According to the film, it’s not western medicine per se causing an increase in these chronic illnesses. The main cause is heavy exposure to a score of industrially produced chemicals. A 2005 study by the Center for Disease Control reveals that Americans carry an average of 148 toxic chemicals in their bloodstream. Even more alarming, these toxins concentrate in breast milk which, ironically, has become the most toxic baby food available.
The scientific explanation Numen offers for the effectiveness of plant-based medicine seems quite reasonable. Human beings, who share 60% of the same DNA as a banana, co-evolved with advanced plant species over millions of years.
The video can’t be embedded owing for copyright reasons. However it can be seen for free at Dr Mercola’s website
Video #2: The Cancer Report Health Wyze (2011)
TheCancer Report is really a slide show set to music (I recommend turning your volume down). It also explores the link between a dramatic increase in environmental toxins and the current cancer epidemic. Prior to the 20th century, cancer was considered a medical oddity. Much of the film traces the role of oil and chemical baron John D Rockefeller in funding medical schools in the US and Canada – provided they agreed to discard traditional holistic methods in favor of drug-based (chemical-based) treatment.
I found the section on Dr Otto Warburg, who won the 1931 Nobel Prize for Medicine, particularly enlightening. Warburg identified how and why cancer cells develop – specifically as a result of cells being deprived of oxygen. According to the video, most “alternative” cancer therapies are based on Warburg’s work, in that they try to increase cell oxygenation. In chemotherapy, in contrast, patients are given powerful poisons that often kill them rather than the cancer. Moreover chemotherapy never cures the cancer, but merely sends it into remission.
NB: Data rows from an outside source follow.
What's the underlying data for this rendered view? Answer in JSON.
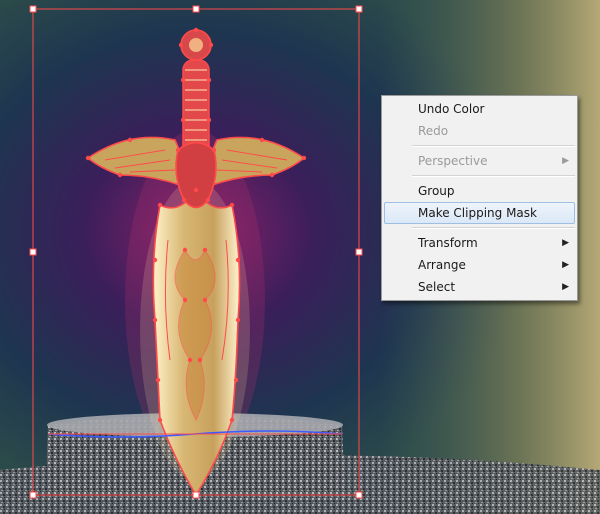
{
  "menu": {
    "items": [
      {
        "label": "Undo Color",
        "enabled": true,
        "submenu": false
      },
      {
        "label": "Redo",
        "enabled": false,
        "submenu": false
      },
      {
        "label": "Perspective",
        "enabled": false,
        "submenu": true
      },
      {
        "label": "Group",
        "enabled": true,
        "submenu": false
      },
      {
        "label": "Make Clipping Mask",
        "enabled": true,
        "submenu": false,
        "highlighted": true
      },
      {
        "label": "Transform",
        "enabled": true,
        "submenu": true
      },
      {
        "label": "Arrange",
        "enabled": true,
        "submenu": true
      },
      {
        "label": "Select",
        "enabled": true,
        "submenu": true
      }
    ],
    "submenu_arrow_icon": "triangle-right-icon"
  },
  "colors": {
    "selection": "#ff4a4a",
    "menu_bg": "#f1f1f1",
    "highlight_border": "#9ebfe3"
  }
}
The last half of The Cancer Report catalogs the most effective alternative cancer therapies, providing a detailed description of how they were developed, how they work, and their relative success rate.
The data presented about the poor survival rates related to chemotherapy and radiation therapy are both accurate and concerning. Five years ago, a close friend opted for a grueling course of chemotherapy that offered zero chance of remission and a 33% chance of extending her life for six months. In her shoes, I definitely would have opted for one of the alternative treatments outlined in the film.
Caveat: There are a number of claims made in the video that can’t be substantiated – for example that mammograms cause breast cancer. It’s true that any radiation exposure increases cancer risk and that mammograms don’t reduce breast cancer deaths (see How Mammograms Don’t Save Lives). The fact remains medical science still has no way of linking a specific cancer to a specific environmental exposure.